Retired medical pathologist and naturalist extraordinaire Jim Davidson - far right, white shirt - led the butterfly course. Jim has been into the Lepidoptera for a long time, and is phenomenal at finding good stuff. Of course, it helps when you are exploring prairies filled with a bonanza of flowering plants.

One of the prairie patches we hit up for butterflies was jammed with Dense Blazing-star, Liatris pycnostachya, in peak bloom. This place was full of bugs, and I'm sure Greg Cornett - hat and big lens - got plenty of awesome photos.

Dave Brandenburg, botanist for the Dawes Arboretum, taught the botany course. They don't come any more enthusiatic or knowledgeable than Dave, and he was totally in his element showing attendees the prairie flora.

Dave is also the author of the just-released National Wildlife Federation Field Guide to Wildflowers of North America. This is THE book to have if you are interested in plants. It is a benchmark for how these sorts of guides should be done. HERE IS A LINK to a review that I wrote of Dave's guide. I highly recommend it.

Culver's-root, Veronicastrum virginicum, just one of scores of noteworthy plants that we found.

The Tabanus horseflies were not uncommon, and they pack a whallop. But, when seen like this there is a decidedly pleasing aspect to the flesh-piercing little brutes. One of the great things about the OCVN crowd and everyone else who attends this workshop is that they like pretty much everything. So, if we are looking for Lepidoptera and some interesting amphibian or whatever happens by, it is quite alright to get momentarily sidetracked.

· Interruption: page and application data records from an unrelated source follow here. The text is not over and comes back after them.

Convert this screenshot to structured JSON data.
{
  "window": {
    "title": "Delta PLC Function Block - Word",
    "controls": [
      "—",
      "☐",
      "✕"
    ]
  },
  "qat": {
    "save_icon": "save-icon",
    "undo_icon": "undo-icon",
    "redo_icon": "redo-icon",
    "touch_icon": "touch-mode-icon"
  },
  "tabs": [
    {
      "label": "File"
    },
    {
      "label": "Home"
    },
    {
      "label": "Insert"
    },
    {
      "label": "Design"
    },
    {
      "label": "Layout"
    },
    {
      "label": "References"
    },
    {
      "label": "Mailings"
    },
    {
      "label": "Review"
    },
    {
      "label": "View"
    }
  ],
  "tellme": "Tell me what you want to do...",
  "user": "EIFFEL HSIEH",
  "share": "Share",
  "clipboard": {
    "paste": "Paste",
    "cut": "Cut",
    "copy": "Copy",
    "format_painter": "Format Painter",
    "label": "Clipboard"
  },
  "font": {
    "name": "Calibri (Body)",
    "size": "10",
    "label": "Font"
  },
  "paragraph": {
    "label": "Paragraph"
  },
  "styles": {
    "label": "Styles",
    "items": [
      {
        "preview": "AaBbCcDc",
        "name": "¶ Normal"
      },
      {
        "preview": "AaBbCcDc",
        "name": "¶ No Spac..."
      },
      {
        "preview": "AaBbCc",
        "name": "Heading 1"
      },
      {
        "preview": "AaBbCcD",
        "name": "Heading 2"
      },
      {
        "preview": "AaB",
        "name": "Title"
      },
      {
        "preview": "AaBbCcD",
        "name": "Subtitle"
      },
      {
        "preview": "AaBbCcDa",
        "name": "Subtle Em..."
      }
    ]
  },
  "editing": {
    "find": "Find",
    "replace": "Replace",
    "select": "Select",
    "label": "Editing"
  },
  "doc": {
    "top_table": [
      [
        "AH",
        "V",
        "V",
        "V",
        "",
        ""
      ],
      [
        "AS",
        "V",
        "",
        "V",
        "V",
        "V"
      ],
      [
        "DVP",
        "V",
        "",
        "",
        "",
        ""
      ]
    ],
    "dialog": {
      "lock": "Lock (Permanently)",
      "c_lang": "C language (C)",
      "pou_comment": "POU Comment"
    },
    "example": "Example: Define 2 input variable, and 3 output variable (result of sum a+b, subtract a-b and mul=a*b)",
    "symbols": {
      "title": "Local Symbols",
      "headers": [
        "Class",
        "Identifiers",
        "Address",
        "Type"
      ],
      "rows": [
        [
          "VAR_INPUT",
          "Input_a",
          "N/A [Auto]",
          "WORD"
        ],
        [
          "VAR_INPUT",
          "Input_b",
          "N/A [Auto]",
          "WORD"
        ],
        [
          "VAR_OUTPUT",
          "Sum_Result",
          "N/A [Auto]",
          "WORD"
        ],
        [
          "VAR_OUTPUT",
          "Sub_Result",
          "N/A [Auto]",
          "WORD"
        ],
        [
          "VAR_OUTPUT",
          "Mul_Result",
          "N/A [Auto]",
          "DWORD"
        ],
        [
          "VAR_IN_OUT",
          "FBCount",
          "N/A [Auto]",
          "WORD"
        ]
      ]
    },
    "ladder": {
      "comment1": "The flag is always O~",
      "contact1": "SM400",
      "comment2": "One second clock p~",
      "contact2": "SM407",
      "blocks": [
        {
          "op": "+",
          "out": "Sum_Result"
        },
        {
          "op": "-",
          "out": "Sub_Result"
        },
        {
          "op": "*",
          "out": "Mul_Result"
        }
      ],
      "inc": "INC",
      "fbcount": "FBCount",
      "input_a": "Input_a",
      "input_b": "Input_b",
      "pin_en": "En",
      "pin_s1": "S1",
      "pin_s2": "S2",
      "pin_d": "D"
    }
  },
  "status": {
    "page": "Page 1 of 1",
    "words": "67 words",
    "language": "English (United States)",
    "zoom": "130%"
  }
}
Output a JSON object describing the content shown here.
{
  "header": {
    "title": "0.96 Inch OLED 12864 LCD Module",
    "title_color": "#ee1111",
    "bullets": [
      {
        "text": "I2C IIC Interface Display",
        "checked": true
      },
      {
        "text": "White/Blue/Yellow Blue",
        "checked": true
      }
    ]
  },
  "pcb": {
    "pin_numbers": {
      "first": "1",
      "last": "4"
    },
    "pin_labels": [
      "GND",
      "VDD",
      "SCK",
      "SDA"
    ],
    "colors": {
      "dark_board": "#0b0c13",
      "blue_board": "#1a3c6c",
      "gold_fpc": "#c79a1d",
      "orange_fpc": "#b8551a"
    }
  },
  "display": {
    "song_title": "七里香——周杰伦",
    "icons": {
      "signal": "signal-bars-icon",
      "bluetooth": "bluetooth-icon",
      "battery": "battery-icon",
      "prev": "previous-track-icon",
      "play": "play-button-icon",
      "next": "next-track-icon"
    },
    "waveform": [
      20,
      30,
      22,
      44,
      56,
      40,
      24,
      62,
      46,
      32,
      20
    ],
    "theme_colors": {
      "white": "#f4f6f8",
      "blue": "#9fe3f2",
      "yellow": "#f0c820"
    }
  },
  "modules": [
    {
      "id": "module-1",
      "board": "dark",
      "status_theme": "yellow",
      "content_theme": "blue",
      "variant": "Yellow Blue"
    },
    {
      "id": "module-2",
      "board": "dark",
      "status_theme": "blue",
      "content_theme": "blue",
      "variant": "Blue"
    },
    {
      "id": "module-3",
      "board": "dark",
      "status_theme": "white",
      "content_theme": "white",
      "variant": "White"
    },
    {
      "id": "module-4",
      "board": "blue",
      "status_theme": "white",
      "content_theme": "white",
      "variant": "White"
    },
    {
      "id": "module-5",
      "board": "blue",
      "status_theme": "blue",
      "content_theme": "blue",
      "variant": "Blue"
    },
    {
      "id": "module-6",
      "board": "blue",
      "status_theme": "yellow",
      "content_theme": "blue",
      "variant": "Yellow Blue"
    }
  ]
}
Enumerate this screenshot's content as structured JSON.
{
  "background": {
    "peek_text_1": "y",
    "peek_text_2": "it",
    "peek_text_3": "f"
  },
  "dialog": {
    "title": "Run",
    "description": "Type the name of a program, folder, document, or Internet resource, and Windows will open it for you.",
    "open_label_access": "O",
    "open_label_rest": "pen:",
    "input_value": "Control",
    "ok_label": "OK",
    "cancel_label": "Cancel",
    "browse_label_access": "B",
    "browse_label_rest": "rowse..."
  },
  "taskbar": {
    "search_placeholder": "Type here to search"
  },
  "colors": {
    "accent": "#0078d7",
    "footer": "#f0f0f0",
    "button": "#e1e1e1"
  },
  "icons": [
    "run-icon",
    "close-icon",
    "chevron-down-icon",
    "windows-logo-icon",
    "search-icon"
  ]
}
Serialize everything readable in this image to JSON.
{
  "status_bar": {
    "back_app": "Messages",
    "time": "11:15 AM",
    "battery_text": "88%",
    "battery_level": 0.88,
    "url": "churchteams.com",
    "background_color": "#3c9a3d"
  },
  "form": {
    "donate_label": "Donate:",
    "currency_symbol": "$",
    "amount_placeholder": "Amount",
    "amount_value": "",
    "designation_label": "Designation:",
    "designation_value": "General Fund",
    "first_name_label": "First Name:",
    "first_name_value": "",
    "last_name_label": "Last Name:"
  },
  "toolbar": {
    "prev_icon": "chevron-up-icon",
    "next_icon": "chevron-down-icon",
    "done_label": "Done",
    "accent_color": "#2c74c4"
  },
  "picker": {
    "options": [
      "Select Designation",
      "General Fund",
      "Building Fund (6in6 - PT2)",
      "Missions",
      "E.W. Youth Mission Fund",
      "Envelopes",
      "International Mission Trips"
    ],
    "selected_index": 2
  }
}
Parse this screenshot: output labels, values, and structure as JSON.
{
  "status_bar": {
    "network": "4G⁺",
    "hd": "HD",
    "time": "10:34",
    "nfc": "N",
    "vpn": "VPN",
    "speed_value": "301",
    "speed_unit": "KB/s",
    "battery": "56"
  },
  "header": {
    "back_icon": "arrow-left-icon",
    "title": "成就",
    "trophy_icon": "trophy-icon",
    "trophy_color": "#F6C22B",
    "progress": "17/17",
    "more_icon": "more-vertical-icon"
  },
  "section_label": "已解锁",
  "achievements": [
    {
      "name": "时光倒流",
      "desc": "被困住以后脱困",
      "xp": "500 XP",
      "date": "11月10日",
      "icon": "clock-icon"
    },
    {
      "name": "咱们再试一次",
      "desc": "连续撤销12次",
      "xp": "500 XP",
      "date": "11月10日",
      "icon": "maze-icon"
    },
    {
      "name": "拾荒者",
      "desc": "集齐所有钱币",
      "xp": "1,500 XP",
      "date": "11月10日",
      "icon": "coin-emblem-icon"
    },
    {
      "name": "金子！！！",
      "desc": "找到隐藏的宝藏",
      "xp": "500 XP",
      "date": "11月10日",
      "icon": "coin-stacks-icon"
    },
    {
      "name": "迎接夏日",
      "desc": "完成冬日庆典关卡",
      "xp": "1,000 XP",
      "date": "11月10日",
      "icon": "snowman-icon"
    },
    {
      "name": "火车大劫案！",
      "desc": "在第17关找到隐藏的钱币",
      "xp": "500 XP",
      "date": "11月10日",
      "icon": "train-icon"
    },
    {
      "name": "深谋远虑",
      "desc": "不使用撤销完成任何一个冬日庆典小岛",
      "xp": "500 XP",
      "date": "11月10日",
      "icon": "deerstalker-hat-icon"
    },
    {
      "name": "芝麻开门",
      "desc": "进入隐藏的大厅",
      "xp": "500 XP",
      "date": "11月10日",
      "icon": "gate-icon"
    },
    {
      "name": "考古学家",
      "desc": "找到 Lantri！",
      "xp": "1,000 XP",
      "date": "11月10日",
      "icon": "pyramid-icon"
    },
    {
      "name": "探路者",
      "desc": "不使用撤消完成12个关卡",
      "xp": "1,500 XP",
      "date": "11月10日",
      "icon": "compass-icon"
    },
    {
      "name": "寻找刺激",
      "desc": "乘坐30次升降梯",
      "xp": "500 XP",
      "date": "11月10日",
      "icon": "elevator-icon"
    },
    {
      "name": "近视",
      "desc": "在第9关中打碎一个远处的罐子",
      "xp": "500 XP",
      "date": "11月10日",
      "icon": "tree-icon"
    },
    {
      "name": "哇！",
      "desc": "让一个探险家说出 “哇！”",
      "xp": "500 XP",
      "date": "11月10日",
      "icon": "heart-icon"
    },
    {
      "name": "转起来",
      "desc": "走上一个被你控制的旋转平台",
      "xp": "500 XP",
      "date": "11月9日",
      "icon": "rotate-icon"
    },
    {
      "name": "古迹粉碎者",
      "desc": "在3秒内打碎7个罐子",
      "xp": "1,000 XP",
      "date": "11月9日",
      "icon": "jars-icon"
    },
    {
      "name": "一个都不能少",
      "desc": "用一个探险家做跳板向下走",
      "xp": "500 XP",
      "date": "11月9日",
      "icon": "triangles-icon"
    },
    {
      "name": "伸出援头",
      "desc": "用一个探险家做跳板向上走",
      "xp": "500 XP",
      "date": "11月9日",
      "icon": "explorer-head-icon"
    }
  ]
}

Even the horseflies better keep those rainbow-colored eyes peeled for these things. This is a mating pair of robber flies, possibly in the genus Promachus. Robber flies are fascinating and diverse, ranging from tiny Holcocephalus flies not much larger than big gnats, up to the size of this one, which was nearly two inches in length. One thing they've all got in common is that they are highly predatorial - the Peregrine Falcons of the fly world. I photographed a Red-footed Cannibal Fly last year just after it took down one of those large fuzzy bumblebees.

Well, a siesta is much deserved and needed, but I'll slap some other cool stuff from the Killdeer weekend up here later.


Heather said...

'Twas a great weekend at Killdeer, to be sure. Love your photo of the horsefly - sorry I wouldn't let one take a bite out of my face for you, though! Actually, I thought it was a bit odd that they didn't really seem to be interested in us at all. I expected to be bitten, but was never even harassed by one. I can only guess that the female horseflies were not around yet (I remember Jim Davidson talked about how male butterflies show up before the females... maybe it's the same for horseflies?). Still gathering my thoughts for blog posts...

Jim McCormac said...

Glad you enjoyed the weekend, Heather. And could be that there is a sweetness factor involved with horsefly bites - I was bitten multiple times :-)


David said...

I remember being bitten by a horse fly as a kid, I still remember how much they hurt...but, I've never seen one looking almost cute in your photo. It has a puppy dog look to it!